Circular Economy Analysis Europe

Water resilience added to EU Strategic Agenda

Monday, 8 July 2024

EU leaders have adopted its Strategic Agenda 2024-2029, which includes a goal to strengthen water resilience across the union.

Water resilience for a prosperous Europe

The Strategic Agenda establishes the EU's directions and goals for the period 2024-2029. Its aim is to make Europe more sovereign and better able to face future challenges from changing geopolitics. There are three pillars to the agenda:

  • A free and democratic Europe
  • A strong and secure Europe
  • A prosperous and competitive Europe.

Water resilience is added under the final pillar, beneath the sub-heading: Making a success of the green and digital transitions.

'The European Union will promote a competitive, sustainable and resilient agricultural sector that continues to ensure food security. We will champion vibrant rural communities and strengthen the position of farmers in the food supply chain. We will continue to protect nature and reverse the degradation of ecosystems, including oceans. We will strengthen water resilience across the Union.'

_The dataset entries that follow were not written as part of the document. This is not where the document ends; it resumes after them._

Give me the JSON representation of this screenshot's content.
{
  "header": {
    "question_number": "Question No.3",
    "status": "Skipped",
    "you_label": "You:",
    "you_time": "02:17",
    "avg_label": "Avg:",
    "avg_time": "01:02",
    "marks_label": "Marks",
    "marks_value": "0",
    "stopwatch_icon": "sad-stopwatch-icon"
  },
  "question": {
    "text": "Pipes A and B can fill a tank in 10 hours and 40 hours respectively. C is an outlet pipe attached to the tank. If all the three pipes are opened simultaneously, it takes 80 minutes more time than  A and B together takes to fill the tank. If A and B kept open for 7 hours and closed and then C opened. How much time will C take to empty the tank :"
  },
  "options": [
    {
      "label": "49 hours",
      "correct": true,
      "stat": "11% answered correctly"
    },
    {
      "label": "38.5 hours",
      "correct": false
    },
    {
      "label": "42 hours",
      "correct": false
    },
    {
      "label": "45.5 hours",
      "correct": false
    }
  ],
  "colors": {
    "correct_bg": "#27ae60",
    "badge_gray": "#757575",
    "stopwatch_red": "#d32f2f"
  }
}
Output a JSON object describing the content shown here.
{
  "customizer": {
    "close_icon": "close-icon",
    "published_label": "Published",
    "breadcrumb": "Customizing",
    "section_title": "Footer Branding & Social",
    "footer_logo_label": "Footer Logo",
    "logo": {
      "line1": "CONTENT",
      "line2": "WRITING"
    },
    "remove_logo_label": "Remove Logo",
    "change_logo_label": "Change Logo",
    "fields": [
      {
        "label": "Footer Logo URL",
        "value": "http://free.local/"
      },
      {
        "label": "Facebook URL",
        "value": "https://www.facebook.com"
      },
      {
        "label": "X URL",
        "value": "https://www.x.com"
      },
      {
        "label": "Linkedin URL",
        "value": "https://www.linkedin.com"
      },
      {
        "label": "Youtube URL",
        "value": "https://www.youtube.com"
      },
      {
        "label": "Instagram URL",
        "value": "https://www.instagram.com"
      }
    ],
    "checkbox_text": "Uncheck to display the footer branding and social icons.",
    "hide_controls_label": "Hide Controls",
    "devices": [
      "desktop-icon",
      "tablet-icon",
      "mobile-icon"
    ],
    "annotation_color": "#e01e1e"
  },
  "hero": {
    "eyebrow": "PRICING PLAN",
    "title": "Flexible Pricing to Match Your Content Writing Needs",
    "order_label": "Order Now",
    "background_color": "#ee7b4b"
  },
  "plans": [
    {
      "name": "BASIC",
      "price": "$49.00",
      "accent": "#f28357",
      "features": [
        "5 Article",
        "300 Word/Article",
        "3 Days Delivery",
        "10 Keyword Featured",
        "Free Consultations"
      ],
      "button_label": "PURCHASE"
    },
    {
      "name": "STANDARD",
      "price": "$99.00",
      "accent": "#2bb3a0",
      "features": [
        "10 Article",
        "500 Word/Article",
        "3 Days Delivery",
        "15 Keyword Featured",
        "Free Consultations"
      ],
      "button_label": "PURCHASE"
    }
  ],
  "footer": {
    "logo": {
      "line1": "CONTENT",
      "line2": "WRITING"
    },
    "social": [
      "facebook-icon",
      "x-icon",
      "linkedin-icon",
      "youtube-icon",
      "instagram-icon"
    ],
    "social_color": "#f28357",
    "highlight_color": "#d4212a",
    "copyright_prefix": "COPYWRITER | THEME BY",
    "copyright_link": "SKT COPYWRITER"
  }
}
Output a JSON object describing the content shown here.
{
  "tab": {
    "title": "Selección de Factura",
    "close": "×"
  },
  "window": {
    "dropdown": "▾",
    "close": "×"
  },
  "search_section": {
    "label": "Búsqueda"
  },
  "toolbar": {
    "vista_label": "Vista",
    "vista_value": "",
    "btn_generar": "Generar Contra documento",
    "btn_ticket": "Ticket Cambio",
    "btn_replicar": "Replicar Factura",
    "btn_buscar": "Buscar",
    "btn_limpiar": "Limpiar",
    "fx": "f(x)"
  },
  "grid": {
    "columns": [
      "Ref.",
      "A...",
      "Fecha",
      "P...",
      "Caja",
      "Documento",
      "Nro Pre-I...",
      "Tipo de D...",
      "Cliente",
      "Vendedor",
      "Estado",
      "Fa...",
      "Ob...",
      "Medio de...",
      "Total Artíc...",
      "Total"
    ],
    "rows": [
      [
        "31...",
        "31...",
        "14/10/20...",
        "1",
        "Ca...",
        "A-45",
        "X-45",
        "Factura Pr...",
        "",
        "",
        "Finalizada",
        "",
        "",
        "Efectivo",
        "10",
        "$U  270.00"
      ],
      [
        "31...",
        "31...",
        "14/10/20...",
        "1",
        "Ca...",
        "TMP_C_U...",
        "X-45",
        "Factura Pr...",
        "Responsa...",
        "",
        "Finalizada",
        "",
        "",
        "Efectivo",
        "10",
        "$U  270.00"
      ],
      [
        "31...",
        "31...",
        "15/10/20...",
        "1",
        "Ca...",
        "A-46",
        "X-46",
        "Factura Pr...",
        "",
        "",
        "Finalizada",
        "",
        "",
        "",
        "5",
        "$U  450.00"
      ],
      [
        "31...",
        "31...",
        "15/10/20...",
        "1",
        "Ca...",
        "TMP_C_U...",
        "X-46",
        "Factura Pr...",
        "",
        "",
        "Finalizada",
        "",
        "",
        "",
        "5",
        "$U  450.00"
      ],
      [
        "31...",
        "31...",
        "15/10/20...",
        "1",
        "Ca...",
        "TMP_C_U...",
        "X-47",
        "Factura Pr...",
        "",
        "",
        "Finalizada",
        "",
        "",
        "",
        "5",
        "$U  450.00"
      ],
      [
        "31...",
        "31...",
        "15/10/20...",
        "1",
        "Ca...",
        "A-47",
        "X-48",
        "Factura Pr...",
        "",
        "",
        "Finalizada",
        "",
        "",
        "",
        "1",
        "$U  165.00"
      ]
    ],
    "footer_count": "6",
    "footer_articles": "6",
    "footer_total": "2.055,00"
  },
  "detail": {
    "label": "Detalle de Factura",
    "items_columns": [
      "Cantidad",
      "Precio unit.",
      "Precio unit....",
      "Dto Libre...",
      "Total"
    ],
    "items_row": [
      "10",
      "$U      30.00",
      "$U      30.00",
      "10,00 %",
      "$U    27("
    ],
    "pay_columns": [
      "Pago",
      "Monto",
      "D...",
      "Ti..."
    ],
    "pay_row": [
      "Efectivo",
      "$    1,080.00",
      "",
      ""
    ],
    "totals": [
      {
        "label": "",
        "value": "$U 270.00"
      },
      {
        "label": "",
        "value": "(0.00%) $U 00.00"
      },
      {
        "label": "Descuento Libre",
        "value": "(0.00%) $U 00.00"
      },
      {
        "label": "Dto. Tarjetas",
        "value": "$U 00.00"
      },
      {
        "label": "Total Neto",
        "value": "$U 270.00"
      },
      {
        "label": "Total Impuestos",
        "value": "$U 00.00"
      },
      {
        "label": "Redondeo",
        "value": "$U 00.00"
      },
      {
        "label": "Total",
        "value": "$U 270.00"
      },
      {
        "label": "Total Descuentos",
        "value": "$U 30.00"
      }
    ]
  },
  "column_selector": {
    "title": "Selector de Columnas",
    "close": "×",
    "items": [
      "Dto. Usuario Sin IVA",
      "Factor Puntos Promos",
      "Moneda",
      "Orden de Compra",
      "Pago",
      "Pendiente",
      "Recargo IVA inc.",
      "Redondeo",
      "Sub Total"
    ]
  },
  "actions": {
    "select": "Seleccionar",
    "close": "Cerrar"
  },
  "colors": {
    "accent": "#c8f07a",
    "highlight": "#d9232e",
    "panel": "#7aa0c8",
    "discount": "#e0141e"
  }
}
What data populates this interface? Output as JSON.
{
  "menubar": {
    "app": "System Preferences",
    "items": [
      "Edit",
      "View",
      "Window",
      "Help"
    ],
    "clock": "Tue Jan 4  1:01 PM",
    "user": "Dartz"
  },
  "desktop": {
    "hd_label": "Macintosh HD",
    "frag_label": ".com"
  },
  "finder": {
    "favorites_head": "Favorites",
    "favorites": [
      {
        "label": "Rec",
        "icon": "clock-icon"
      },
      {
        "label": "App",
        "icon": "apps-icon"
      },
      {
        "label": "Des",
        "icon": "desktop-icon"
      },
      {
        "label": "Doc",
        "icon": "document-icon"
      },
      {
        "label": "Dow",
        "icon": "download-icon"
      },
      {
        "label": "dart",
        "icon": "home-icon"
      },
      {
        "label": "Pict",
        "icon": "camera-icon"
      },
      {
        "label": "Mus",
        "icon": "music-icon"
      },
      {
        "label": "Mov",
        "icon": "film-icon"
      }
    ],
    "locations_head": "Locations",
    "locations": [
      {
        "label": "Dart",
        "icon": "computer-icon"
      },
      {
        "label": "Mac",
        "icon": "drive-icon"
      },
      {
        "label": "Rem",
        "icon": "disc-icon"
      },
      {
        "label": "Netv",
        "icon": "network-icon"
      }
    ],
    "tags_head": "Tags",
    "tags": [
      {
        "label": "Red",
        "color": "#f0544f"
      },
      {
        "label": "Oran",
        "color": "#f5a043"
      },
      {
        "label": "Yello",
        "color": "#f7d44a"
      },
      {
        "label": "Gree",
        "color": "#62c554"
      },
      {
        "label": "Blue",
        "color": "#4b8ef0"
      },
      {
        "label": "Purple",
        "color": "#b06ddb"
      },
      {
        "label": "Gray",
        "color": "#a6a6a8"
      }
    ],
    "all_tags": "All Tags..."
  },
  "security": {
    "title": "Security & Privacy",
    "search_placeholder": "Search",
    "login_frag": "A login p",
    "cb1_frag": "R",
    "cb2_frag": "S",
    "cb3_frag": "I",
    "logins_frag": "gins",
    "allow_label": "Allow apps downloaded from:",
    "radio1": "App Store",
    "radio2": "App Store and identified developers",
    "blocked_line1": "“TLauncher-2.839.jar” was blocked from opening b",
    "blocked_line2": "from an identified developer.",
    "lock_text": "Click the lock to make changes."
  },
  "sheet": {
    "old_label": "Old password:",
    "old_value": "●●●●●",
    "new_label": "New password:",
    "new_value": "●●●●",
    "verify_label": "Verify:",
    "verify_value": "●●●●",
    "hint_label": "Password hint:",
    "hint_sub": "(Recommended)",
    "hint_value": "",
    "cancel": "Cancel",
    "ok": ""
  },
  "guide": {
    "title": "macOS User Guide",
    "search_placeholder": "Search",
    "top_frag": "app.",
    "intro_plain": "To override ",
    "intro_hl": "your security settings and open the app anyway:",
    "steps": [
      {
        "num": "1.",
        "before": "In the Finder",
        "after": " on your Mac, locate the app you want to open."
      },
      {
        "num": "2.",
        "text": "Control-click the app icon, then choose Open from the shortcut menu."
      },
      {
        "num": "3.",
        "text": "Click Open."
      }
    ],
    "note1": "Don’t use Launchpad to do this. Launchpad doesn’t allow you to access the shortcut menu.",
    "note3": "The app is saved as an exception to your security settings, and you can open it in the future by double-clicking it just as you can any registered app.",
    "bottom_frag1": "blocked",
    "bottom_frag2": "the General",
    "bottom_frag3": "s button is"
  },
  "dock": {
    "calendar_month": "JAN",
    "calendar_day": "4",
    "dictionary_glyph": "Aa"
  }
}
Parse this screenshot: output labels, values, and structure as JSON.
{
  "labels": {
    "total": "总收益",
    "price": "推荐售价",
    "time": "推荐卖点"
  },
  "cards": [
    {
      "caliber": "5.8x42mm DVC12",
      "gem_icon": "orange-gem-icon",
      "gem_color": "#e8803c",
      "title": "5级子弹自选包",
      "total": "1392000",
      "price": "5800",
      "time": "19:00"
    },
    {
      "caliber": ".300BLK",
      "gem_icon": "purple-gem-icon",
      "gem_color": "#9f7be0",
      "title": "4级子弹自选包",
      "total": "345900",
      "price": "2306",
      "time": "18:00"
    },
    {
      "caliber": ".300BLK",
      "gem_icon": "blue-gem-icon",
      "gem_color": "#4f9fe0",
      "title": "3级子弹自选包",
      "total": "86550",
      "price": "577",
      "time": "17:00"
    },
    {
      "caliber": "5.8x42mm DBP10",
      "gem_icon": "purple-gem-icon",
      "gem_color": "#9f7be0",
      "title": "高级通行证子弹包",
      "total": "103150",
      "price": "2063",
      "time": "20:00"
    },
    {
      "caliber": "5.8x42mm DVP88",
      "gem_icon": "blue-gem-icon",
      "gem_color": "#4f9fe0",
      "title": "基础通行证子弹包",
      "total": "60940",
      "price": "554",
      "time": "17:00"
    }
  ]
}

On the agenda as an afterthought?

Oliver Loebel, EurEau Secretary General, told Aquatech Online that the organisation was encouraged to see that Member States added the need to strengthen water resilience to their Strategic Agenda.

However, he questioned whether the last-minute inclusion revealed a lack of enthusiasm for the addition: “This reluctance is surprising, as well-functioning, resilient and competitive societies need safe access to sufficient quantities of unpolluted water resources and healthy drinking water. Without water resilience, there will be no food security, no striving industries, and no social cohesion.”

He added: “The Strategic Agenda completely ignores the interaction between the green transition as proposed in the Green Deal and a competitive, secure and resilient continent. And this is worrying. The Commission has the opportunity to bring this urgently needed holistic vision back on the table by publishing its Water Resilience Initiative. We can only hope that Member States are willing to throw their weight behind strong action.”

The need to rethink water resilience has been gathering pace recently, with various standards either being published or set for revision, in both the corporate world and the utilities sector.

Exemptions for water framework proposed

The EU has also adopted proposed exemptions to the Water Framework Directive that will mean 'short-term negative impacts on water bodies and deterioration in water quality following water or sediment relocation, will no longer be considered as deterioration of waterbodies', as long as they do not produce an overall increase in pollution.

The exemptions will mean an end to the current 'one-out-all-out' principle where water equality is deemed insufficient if any one of the parameters fails to comply with the required standards.

The proposals were pushed by the Netherlands, Germany, Denmark, Finland and Luxembourg, whose representatives argued that the current framework did not allow them to show what progress was being made toward all lakes, rivers, estuaries, and coastal waters complying with a good or high ecological status by 2027.